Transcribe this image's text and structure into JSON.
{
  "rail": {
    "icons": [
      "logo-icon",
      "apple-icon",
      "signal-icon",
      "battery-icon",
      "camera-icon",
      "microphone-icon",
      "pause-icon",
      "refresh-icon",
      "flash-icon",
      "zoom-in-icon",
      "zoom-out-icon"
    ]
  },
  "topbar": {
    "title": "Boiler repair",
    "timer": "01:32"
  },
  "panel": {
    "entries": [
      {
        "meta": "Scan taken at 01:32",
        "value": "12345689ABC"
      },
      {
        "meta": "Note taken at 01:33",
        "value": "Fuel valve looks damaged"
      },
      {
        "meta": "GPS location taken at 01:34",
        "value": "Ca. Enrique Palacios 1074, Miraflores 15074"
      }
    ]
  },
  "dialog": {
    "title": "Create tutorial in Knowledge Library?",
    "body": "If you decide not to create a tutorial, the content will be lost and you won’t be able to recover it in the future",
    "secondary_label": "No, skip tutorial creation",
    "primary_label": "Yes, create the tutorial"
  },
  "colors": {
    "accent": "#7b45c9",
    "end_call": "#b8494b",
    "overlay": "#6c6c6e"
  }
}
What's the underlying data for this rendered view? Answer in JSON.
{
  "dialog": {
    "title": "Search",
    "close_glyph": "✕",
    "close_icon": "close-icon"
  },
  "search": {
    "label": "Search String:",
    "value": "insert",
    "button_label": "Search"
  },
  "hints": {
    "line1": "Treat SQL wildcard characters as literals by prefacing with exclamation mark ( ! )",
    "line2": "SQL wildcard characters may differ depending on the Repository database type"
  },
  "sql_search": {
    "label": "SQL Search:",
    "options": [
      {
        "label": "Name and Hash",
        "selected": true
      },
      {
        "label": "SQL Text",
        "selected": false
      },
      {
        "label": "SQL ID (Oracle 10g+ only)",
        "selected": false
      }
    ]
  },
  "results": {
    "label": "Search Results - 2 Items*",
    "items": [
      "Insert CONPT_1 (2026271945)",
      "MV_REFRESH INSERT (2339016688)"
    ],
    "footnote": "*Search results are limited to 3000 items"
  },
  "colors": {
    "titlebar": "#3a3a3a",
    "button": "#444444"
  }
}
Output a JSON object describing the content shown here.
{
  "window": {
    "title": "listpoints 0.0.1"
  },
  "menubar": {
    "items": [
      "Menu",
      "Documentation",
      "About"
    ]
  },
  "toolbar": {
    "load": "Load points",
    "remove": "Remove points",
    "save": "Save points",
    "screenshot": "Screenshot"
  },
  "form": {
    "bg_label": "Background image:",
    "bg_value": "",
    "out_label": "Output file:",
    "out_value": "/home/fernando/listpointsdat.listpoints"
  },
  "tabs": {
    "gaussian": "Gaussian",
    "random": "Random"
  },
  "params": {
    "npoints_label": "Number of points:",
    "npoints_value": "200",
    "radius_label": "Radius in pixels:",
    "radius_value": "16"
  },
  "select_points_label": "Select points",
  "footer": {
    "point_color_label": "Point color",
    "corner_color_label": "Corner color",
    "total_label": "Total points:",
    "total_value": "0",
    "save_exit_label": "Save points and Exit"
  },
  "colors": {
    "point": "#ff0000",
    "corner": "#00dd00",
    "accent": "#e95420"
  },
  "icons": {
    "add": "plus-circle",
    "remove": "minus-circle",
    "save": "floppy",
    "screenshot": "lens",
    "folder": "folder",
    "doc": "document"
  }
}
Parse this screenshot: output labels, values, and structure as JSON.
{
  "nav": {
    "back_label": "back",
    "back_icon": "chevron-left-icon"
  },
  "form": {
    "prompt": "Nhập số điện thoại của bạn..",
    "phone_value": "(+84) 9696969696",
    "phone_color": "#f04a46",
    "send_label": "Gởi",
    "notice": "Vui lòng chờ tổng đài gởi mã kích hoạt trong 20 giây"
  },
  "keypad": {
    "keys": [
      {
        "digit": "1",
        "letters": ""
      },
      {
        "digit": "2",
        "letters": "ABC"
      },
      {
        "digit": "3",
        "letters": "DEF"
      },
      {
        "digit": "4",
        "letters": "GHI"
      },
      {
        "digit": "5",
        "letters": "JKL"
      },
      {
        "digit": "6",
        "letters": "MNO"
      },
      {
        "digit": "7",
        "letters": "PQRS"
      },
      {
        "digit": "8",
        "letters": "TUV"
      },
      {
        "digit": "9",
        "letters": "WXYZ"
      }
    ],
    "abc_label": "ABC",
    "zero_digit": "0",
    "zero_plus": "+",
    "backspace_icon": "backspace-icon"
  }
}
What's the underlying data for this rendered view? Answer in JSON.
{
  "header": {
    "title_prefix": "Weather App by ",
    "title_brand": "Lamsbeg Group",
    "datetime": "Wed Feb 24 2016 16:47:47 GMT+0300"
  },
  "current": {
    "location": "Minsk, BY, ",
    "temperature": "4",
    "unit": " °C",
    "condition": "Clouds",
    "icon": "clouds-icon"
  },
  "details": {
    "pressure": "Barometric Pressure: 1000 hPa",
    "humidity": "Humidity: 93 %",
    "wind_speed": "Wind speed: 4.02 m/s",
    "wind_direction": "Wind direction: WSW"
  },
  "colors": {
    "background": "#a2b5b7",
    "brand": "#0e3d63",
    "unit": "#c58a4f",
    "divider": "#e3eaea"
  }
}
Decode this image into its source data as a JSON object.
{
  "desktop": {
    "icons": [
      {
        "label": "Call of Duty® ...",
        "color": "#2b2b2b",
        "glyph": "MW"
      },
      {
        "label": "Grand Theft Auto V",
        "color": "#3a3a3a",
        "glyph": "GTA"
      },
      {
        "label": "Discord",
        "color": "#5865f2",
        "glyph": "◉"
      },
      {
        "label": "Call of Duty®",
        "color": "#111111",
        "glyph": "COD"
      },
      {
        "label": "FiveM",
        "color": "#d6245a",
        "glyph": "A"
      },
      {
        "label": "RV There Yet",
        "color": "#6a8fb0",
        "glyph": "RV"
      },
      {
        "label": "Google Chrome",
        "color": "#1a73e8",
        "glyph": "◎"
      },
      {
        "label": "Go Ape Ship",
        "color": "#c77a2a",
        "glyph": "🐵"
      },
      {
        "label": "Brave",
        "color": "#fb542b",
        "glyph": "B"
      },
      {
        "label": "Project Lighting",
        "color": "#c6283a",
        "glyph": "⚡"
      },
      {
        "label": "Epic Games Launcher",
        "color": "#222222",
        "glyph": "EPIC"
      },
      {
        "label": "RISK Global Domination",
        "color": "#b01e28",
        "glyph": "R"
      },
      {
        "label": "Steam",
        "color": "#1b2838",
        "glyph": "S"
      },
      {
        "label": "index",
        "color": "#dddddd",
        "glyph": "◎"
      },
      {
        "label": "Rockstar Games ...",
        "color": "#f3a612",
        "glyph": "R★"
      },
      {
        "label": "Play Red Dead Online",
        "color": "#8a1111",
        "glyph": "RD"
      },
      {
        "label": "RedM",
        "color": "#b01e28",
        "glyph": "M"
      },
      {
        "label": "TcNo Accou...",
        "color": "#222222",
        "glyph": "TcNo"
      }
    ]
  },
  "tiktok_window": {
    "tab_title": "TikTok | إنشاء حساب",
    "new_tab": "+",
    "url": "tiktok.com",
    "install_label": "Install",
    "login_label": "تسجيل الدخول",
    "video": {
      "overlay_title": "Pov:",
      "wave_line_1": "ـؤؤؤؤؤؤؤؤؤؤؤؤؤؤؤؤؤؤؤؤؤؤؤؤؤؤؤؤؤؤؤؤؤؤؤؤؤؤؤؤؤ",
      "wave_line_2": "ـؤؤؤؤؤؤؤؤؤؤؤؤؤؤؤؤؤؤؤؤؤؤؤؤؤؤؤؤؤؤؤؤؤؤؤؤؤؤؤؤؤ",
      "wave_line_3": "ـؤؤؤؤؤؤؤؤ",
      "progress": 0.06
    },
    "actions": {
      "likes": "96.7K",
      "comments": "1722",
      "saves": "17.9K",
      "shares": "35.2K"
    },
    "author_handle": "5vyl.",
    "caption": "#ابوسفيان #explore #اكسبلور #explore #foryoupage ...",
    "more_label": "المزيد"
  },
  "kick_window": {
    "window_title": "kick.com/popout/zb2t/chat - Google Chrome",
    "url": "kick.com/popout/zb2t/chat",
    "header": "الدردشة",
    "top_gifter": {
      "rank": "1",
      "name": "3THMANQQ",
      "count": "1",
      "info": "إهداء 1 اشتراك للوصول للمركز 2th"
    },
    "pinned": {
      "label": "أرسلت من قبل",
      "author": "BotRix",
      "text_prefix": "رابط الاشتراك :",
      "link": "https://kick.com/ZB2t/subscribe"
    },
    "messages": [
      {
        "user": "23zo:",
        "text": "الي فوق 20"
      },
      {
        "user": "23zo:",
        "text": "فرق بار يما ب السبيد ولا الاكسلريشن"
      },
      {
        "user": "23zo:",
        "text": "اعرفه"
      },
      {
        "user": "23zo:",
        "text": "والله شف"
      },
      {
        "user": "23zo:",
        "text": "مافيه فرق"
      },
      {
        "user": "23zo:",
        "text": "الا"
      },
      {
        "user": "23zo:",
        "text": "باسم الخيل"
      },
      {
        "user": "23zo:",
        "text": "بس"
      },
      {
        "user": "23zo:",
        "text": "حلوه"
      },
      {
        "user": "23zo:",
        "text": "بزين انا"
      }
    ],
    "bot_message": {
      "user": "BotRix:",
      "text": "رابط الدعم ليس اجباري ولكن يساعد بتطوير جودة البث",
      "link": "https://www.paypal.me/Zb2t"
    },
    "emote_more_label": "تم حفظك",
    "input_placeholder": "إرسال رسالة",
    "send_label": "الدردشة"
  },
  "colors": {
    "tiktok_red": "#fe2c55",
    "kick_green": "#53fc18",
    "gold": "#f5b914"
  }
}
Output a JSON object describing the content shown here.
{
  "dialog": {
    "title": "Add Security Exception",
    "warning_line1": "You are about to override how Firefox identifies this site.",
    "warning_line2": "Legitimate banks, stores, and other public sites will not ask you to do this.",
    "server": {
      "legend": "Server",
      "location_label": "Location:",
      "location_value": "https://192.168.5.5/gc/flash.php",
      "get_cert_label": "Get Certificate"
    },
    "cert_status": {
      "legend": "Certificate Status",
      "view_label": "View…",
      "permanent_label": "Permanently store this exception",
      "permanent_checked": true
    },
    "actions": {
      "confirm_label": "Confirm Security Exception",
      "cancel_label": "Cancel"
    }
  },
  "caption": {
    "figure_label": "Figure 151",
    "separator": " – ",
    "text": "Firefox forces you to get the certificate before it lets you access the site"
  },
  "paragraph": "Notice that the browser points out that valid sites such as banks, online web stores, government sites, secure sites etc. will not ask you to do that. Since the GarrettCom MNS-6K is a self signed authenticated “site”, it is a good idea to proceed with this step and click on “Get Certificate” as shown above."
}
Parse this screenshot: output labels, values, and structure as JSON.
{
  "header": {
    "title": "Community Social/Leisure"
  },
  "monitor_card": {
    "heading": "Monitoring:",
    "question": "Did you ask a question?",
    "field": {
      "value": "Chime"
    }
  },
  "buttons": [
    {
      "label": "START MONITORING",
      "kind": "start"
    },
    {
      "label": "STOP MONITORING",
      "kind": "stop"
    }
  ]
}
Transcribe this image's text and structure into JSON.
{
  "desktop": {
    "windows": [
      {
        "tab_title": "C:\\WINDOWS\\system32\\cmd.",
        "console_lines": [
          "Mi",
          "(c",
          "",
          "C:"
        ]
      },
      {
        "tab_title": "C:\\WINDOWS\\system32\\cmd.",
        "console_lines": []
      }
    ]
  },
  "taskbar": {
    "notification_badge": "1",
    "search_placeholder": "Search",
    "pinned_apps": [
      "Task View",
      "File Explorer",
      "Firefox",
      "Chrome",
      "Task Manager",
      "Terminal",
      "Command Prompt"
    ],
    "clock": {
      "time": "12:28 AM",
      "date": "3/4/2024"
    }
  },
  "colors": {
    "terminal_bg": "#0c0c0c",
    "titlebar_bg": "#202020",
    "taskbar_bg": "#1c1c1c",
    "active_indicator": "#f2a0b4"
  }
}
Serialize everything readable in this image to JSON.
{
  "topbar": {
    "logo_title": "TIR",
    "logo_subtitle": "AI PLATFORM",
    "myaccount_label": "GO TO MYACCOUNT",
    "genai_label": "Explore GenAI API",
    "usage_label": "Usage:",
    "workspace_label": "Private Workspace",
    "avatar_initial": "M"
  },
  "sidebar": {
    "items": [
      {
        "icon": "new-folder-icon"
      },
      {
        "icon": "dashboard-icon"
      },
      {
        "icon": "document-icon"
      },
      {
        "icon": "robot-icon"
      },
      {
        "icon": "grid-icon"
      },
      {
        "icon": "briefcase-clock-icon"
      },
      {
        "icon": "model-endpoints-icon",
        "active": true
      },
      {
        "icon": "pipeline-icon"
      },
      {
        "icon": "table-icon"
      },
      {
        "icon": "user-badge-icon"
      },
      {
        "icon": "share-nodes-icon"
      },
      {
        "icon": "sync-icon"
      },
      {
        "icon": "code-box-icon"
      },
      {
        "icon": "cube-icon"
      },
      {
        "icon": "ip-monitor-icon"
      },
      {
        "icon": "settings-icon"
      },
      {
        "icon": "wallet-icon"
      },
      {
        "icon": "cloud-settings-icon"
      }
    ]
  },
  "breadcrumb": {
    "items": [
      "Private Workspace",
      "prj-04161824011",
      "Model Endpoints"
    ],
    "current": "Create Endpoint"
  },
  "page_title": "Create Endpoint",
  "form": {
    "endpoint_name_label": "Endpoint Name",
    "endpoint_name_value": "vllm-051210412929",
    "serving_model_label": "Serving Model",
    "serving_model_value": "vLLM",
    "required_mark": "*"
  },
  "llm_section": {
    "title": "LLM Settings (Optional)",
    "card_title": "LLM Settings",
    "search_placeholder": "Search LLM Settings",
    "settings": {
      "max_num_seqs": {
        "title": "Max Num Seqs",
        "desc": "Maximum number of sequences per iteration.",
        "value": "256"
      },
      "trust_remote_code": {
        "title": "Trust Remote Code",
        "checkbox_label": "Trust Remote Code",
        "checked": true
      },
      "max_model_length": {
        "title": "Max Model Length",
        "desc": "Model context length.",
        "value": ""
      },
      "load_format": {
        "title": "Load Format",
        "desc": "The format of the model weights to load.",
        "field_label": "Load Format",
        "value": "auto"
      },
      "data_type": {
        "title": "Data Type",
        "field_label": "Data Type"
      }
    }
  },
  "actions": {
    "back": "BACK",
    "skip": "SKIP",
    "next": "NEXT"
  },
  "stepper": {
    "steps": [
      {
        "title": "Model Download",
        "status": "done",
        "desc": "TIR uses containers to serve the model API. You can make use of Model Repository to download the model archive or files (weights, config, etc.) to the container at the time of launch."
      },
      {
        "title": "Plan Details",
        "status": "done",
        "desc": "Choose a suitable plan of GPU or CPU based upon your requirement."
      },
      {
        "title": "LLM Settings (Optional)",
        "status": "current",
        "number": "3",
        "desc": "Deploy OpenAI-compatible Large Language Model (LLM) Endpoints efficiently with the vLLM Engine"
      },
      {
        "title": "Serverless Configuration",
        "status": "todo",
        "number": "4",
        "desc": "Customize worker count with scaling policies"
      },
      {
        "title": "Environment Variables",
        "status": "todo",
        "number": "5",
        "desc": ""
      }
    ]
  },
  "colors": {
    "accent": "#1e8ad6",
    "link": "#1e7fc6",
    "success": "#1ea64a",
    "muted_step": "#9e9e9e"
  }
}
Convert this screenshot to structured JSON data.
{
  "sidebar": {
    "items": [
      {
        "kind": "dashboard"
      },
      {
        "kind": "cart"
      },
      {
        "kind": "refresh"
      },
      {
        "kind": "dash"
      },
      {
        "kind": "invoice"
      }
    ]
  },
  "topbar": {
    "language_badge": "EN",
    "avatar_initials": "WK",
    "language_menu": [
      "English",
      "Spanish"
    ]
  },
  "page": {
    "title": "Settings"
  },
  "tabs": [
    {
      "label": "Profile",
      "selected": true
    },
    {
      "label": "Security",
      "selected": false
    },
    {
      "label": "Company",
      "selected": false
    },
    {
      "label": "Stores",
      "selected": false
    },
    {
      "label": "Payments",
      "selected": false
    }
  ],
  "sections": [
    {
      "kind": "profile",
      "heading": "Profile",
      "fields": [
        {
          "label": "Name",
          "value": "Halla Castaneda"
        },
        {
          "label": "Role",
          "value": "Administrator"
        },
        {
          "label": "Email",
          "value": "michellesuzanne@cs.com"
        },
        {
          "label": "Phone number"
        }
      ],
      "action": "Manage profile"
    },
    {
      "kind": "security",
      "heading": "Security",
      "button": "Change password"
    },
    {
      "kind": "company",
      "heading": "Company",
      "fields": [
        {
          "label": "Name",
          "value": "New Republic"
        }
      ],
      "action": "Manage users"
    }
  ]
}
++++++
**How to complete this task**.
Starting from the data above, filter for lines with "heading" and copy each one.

**Answer**.
    "heading": "Monitoring:",
      "heading": "Profile",
      "heading": "Security",
      "heading": "Company",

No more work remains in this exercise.